Self-powered Robot Crosses the Pacific
A wandering robot that was powered by the waves of the sea called a ‘Wave Glider’ recently completed a nine thousand mile journey, arriving safely in Australia. The robot was one of four that were set off just over a year ago in San Francisco, California in an effort to study ocean data.
In November 2011 two pairs of self-propelled robots called ‘Wave Gliders’ were launched in San Francisco, California. There four robots would have tallied about 38 thousand miles if they all had completed their perspective journeys, however, 2 of them were pulled due to problems, and another is off course about 800 miles from Australia.
The one Wave Glider, "Papa Mau", that successfully reached Australia did so perfectly, and the robot logged in a lot of useful data that scientists were able to study. The company press release dated December 6th stated, “Papa Mau navigated along a prescribed route under autonomous control collecting and transmitting unprecedented amounts of high-resolution ocean data never before available over these vast distances or timeframes.”

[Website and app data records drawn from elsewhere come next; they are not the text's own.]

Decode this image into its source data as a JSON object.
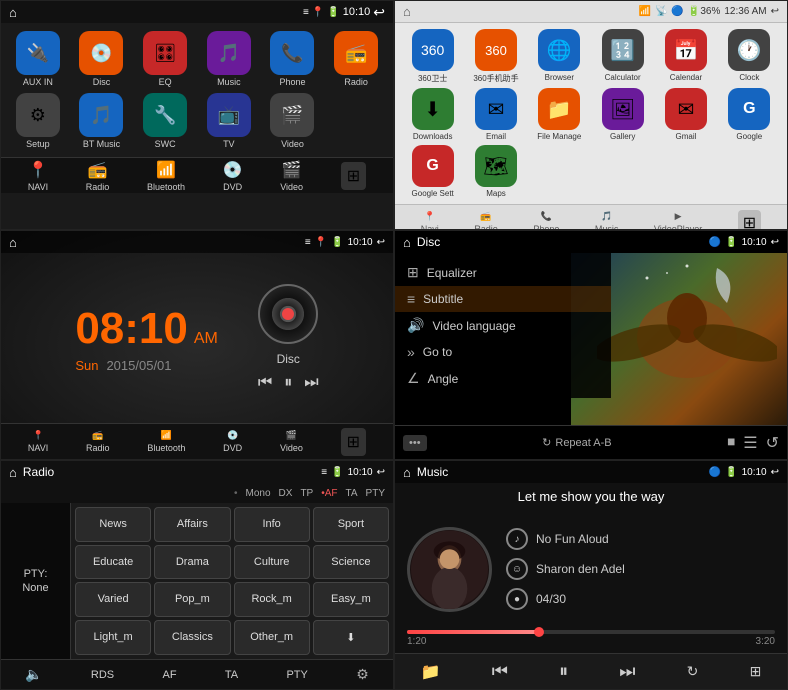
{
  "panel1": {
    "statusBar": {
      "time": "10:10",
      "home": "⌂"
    },
    "apps": [
      {
        "label": "AUX IN",
        "icon": "🔌",
        "color": "ic-blue"
      },
      {
        "label": "Disc",
        "icon": "💿",
        "color": "ic-orange"
      },
      {
        "label": "EQ",
        "icon": "🎛",
        "color": "ic-red"
      },
      {
        "label": "Music",
        "icon": "🎵",
        "color": "ic-purple"
      },
      {
        "label": "Phone",
        "icon": "📞",
        "color": "ic-blue"
      },
      {
        "label": "Radio",
        "icon": "📻",
        "color": "ic-orange"
      },
      {
        "label": "Setup",
        "icon": "⚙",
        "color": "ic-gray"
      },
      {
        "label": "BT Music",
        "icon": "🎵",
        "color": "ic-blue"
      },
      {
        "label": "SWC",
        "icon": "🔧",
        "color": "ic-teal"
      },
      {
        "label": "TV",
        "icon": "📺",
        "color": "ic-indigo"
      },
      {
        "label": "Video",
        "icon": "🎬",
        "color": "ic-gray"
      }
    ],
    "navItems": [
      {
        "label": "NAVI",
        "icon": "📍",
        "active": true
      },
      {
        "label": "Radio",
        "icon": "📻",
        "active": false
      },
      {
        "label": "Bluetooth",
        "icon": "📶",
        "active": false
      },
      {
        "label": "DVD",
        "icon": "💿",
        "active": false
      },
      {
        "label": "Video",
        "icon": "🎬",
        "active": false
      }
    ]
  },
  "panel2": {
    "statusBar": {
      "time": "12:36 AM",
      "title": ""
    },
    "apps": [
      {
        "label": "360卫士",
        "icon": "🛡",
        "color": "ic-blue"
      },
      {
        "label": "360手机助手",
        "icon": "📱",
        "color": "ic-orange"
      },
      {
        "label": "Browser",
        "icon": "🌐",
        "color": "ic-blue"
      },
      {
        "label": "Calculator",
        "icon": "🔢",
        "color": "ic-gray"
      },
      {
        "label": "Calendar",
        "icon": "📅",
        "color": "ic-red"
      },
      {
        "label": "Clock",
        "icon": "🕐",
        "color": "ic-gray"
      },
      {
        "label": "Downloads",
        "icon": "⬇",
        "color": "ic-green"
      },
      {
        "label": "Email",
        "icon": "✉",
        "color": "ic-blue"
      },
      {
        "label": "File Manage",
        "icon": "📁",
        "color": "ic-orange"
      },
      {
        "label": "Gallery",
        "icon": "🖼",
        "color": "ic-purple"
      },
      {
        "label": "Gmail",
        "icon": "✉",
        "color": "ic-red"
      },
      {
        "label": "Google",
        "icon": "G",
        "color": "ic-blue"
      },
      {
        "label": "Google Sett",
        "icon": "G",
        "color": "ic-red"
      },
      {
        "label": "Maps",
        "icon": "🗺",
        "color": "ic-green"
      },
      {
        "label": "Navi",
        "icon": "📍",
        "color": "ic-blue"
      },
      {
        "label": "Radio",
        "icon": "📻",
        "color": "ic-orange"
      },
      {
        "label": "Phone",
        "icon": "📞",
        "color": "ic-green"
      },
      {
        "label": "Music",
        "icon": "🎵",
        "color": "ic-orange"
      },
      {
        "label": "VideoPlayer",
        "icon": "▶",
        "color": "ic-teal"
      }
    ],
    "navItems": [
      "Navi",
      "Radio",
      "Phone",
      "Music",
      "VideoPlayer"
    ]
  },
  "panel3": {
    "statusBar": {
      "time": "10:10"
    },
    "time": "08:10",
    "ampm": "AM",
    "day": "Sun",
    "date": "2015/05/01",
    "discLabel": "Disc",
    "controls": [
      "⏮",
      "⏸",
      "⏭"
    ]
  },
  "panel4": {
    "statusBar": {
      "left": "Disc",
      "time": "10:10"
    },
    "menuItems": [
      {
        "icon": "⊞",
        "label": "Equalizer"
      },
      {
        "icon": "≡",
        "label": "Subtitle"
      },
      {
        "icon": "🔊",
        "label": "Video language"
      },
      {
        "icon": "»",
        "label": "Go to"
      },
      {
        "icon": "∠",
        "label": "Angle"
      },
      {
        "icon": "↻",
        "label": "Repeat A-B"
      }
    ]
  },
  "panel5": {
    "statusBar": {
      "left": "Radio",
      "time": "10:10"
    },
    "indicators": [
      "Mono",
      "DX",
      "TP",
      "AF",
      "TA",
      "PTY"
    ],
    "activeIndicator": "AF",
    "ptyLabel": "PTY:",
    "ptyValue": "None",
    "buttons": [
      "News",
      "Affairs",
      "Info",
      "Sport",
      "Educate",
      "Drama",
      "Culture",
      "Science",
      "Varied",
      "Pop_m",
      "Rock_m",
      "Easy_m",
      "Light_m",
      "Classics",
      "Other_m",
      "⬇"
    ],
    "bottomButtons": [
      "RDS",
      "AF",
      "TA",
      "PTY"
    ]
  },
  "panel6": {
    "statusBar": {
      "left": "Music",
      "time": "10:10"
    },
    "songTitle": "Let me show you the way",
    "artistRows": [
      {
        "icon": "◎",
        "text": "No Fun Aloud"
      },
      {
        "icon": "☺",
        "text": "Sharon den Adel"
      },
      {
        "icon": "●",
        "text": "04/30"
      }
    ],
    "progressCurrent": "1:20",
    "progressTotal": "3:20",
    "progressPercent": 36,
    "controls": [
      "⏮",
      "⏭",
      "⏸",
      "⏭",
      "↻",
      "⊞"
    ]
  }
}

The purpose of the scientific experiments with the robots is to monitor temperatures of the sea in relation to where they are. The bots also monitor salinity of the seawater in different regions, and wave height along with ocean oxygen levels.

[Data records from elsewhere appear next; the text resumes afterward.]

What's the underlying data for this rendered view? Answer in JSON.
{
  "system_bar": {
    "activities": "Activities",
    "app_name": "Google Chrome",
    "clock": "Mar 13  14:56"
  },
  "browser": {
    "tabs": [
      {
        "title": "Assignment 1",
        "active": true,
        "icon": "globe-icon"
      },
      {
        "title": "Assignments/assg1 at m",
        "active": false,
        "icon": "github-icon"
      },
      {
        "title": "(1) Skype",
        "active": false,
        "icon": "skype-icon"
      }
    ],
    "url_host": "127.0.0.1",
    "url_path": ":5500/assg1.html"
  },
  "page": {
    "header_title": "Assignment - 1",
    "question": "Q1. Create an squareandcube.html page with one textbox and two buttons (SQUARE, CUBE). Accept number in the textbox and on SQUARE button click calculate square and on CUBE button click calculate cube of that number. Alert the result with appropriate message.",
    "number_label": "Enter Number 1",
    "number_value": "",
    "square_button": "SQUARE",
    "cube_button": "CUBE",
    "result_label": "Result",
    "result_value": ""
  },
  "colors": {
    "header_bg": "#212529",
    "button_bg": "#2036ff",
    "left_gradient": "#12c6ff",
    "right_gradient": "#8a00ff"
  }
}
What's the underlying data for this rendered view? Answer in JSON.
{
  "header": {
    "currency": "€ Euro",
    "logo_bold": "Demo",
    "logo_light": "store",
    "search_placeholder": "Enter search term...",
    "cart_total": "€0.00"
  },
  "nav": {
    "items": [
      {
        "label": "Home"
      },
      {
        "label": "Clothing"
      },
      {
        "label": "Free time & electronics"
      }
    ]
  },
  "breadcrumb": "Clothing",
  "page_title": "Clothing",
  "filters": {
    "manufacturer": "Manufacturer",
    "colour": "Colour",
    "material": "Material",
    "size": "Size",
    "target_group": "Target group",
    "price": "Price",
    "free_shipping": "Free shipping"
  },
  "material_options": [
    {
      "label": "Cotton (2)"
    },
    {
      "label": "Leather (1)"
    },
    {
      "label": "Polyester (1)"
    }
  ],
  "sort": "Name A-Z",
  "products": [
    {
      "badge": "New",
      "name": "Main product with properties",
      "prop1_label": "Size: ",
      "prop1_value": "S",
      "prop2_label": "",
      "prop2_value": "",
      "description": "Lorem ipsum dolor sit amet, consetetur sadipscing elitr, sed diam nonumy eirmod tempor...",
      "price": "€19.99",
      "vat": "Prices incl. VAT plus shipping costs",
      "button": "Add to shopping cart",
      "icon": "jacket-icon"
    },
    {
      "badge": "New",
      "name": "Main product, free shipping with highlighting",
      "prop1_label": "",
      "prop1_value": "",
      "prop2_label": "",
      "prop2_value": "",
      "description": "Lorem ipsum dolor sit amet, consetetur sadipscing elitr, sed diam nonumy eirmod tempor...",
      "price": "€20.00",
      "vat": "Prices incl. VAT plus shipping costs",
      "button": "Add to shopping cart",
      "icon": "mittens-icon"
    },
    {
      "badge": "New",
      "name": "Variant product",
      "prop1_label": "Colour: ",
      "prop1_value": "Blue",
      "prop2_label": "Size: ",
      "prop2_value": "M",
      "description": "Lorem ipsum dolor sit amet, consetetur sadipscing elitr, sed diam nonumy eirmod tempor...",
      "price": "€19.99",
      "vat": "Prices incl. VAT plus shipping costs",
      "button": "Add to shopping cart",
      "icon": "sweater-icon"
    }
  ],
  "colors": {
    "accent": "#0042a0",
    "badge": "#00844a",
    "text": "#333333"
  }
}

The one wave glider to that successfully reached its Australia destination on December 8th proved that autonomous, self-powered data gathering robots could be made inexpensively and left to explore the oceans on their own. While standard trade routes have been in existence for centuries, there hasn’t been any real ocean data gathering to speak of until recently. This new technology will help scientists better understand what is happening to the climate and just how much climate change may be affecting oxygen levels and temperatures in the oceans.

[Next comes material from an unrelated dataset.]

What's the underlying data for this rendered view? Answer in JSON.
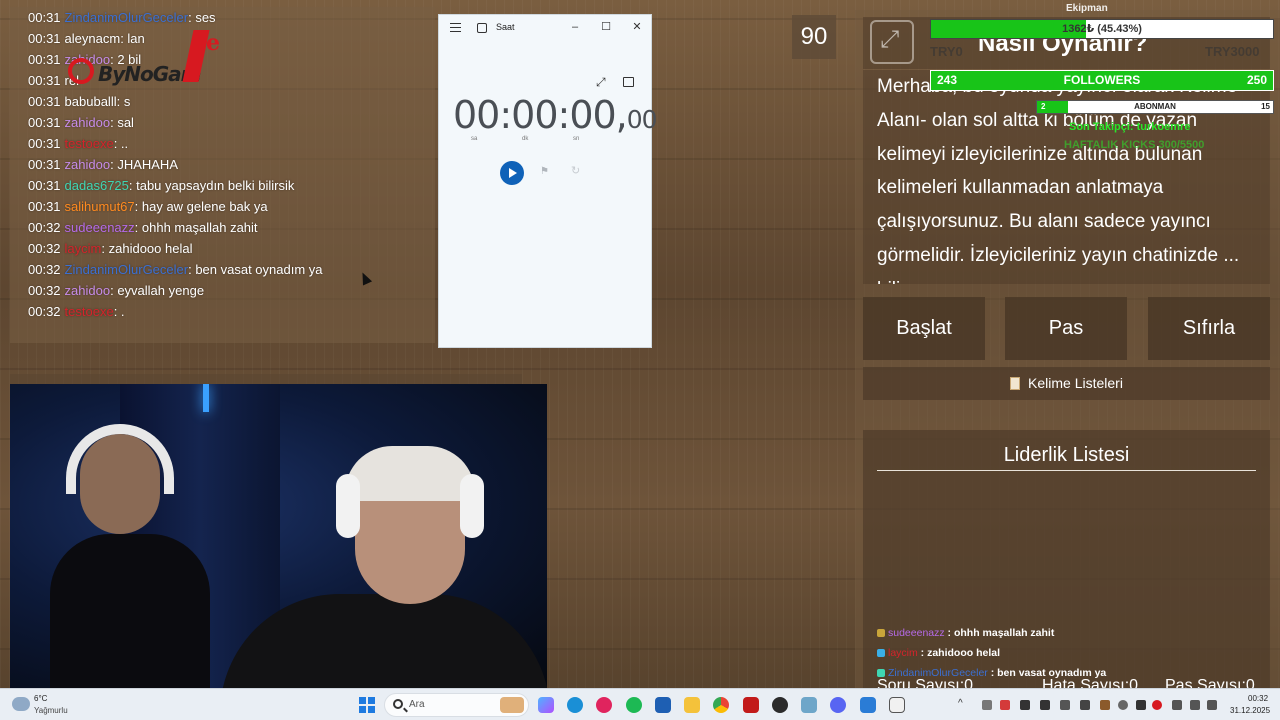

The four robots were built by the Liquid Robotics Company, which was founded in 2007. The company operates as an ocean data service provider. The Wave Glider bots were the first fully operational wave-powered, autonomous marine robots. According to their website, Liquid Robotics wants to use this new technology to study ocean data on a continual basis and according to their About page create a “game-changing scientific discoveries to help us address the biggest challenges our world faces, including global climate change, national security, hurricane & tsunami warning, and offshore energy & resource management.”